Composites are made to look like real wood and come in a wide variety of natural-looking hues and grain patterns. Made by combining a blend of plastic and waste wood fibers, these boards won't splinter and don't need to be stained or painted, thanks to built-in UV resistance.
Installation of composite decking can be a DIY project or one that you hire out.
Some products feature a smooth side and a textured side, while other brands are the same on both sides. If you’re installing materials yourself, watch for proper placement.
Since composite decking is typically heavier than softwood planks, some manufacturers also create grooves on the underside of each board, which lowers the overall weight.
One unique component of composite decking is the innovative systems that feature hidden fasteners. This leaves a smooth, consistent top surface with no visible screws.
PVC is a vinyl decking made entirely from plastic rather than a combination that includes wood. It’s an ultra durable product because of the qualities of plastic. Like composite, it repels water, insects, rot, and splitters. PVC requires almost no maintenance, except for the occasional cleaning.
However, it can be loud and doesn’t look or feel like real wood. They can be challenging to install and are prone to squeaking when fasteners loosen or as the material flexes.
Plus, it’s typically more expensive than composite decking.
Different products offer different features, such as traction, sound buffering, or a thinness that allows it to be installed over an existing deck or concrete patio.
It’s a little difficult to envision, but aluminum makes an outstanding decking material. It’s light and has unmatched strength when compared to every other decking material.
Aluminum decking is impervious to mold, pests, water damage, peeling, cracking, rusting, splintering, splitting, and more. Plus, it’s fire resistant and completely recyclable. However, since it offers a lifetime of performance, recycling is probably not something you’ll even have to consider.
Of course the con to an aluminum deck is the cost. You’ll easily pay three to five times the amount you’d spend on other materials.
Some people may also not like the overall look of aluminum.
6. Concrete and Exposed Aggregate
While some people might not consider these to be decking materials, they are worth considering when planning for a patio space.
Concrete is durable, and with proper drainage, doesn’t suffer from moisture, water, and snow damage. It’s easy to clean and can create a variety of looks with a polished slab or concrete tiles.

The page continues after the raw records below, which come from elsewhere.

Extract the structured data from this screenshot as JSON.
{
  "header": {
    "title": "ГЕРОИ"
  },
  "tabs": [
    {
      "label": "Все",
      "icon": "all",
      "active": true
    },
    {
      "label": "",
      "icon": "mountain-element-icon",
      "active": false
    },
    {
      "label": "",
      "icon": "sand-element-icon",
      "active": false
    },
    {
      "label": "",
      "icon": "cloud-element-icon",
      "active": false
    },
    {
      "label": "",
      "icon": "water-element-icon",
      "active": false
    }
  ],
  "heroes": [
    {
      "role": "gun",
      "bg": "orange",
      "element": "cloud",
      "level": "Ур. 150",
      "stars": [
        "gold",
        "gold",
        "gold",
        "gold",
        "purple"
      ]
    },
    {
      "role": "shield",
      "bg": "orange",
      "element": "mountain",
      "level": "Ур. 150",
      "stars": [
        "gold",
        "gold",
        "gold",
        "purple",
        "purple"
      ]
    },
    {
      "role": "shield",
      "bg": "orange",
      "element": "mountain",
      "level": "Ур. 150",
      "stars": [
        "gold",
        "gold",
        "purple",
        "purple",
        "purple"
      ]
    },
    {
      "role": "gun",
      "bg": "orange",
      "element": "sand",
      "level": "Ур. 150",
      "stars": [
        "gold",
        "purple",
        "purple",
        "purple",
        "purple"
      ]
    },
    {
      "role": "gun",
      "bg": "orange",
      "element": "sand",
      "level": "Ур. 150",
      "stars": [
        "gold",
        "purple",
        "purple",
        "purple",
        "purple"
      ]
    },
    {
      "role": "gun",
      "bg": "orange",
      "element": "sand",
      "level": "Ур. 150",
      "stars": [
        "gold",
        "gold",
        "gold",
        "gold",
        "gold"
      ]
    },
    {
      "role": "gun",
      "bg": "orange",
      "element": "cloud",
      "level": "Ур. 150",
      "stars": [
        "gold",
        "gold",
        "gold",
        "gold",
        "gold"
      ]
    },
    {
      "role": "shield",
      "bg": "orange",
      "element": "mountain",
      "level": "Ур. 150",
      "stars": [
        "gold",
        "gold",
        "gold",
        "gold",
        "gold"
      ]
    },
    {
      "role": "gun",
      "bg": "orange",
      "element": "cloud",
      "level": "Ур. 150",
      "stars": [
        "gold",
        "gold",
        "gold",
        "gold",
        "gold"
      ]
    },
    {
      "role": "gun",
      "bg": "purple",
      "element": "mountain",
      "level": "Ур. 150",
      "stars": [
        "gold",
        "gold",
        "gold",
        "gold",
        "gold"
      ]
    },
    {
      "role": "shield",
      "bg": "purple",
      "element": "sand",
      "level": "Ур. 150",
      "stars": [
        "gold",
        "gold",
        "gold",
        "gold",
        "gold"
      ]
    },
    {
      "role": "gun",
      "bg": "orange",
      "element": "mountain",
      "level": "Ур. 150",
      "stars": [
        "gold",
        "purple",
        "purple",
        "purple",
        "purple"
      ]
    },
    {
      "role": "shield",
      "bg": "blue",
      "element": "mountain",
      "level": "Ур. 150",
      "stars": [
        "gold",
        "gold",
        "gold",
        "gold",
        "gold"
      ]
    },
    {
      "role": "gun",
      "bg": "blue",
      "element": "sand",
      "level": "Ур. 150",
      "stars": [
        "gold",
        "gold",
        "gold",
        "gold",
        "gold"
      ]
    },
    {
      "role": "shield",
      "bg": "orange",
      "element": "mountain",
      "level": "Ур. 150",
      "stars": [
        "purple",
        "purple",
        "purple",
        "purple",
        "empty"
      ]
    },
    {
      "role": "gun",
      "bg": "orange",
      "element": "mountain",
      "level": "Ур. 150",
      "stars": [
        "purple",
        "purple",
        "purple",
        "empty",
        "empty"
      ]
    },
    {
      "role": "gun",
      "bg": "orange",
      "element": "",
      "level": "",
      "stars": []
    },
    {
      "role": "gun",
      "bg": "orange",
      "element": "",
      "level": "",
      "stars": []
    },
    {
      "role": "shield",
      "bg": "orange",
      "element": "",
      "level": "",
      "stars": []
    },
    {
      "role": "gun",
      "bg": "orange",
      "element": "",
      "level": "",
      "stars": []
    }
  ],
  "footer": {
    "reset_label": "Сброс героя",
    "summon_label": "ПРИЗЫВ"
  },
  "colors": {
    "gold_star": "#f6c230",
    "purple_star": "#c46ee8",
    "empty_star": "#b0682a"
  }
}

Concrete decking is low maintenance, but some people feel it lacks an inviting vibe. It also gets very hot in the sun.
Exposed aggregate has similar qualities to concrete, yet it offers a texture that decreases the risk of slipping.
So What’s the Best Decking Material?
The truth is there isn’t one right answer. The best decking material for you is the result of weighing the pros and cons of each material.
You’ll also need to evaluate your needs. Start by planning out the space. Size will be a big factor since material price is often based on square footage. The larger the deck, the higher the material and installation costs will be. Also, custom designs will take longer to install, but a basic rectangle will be faster.
Consider how you will use the deck. Are you hoping to create a basic step-up entryway on the front porch or are you creating a multi-level deck for entertaining with a grilling station and a hot tub?
How much weight does the decking need to support? Also think about the climate in your area and choose a material that will wear well in response. Another factor will be whether you intend to install the decking material yourself or if you’re paying someone else to do it.
Add in additional costs if you’re including a railing, stairs, or built-in benches on your deck.
Overall, composite decking is a winner in most categories. However, if low cost is your primary consideration, a cedar deck is likely the best choice for you.
Learn more deck basics in our related articles How to Prepare Your Deck for Deck Staining and Preparation for Deck Construction.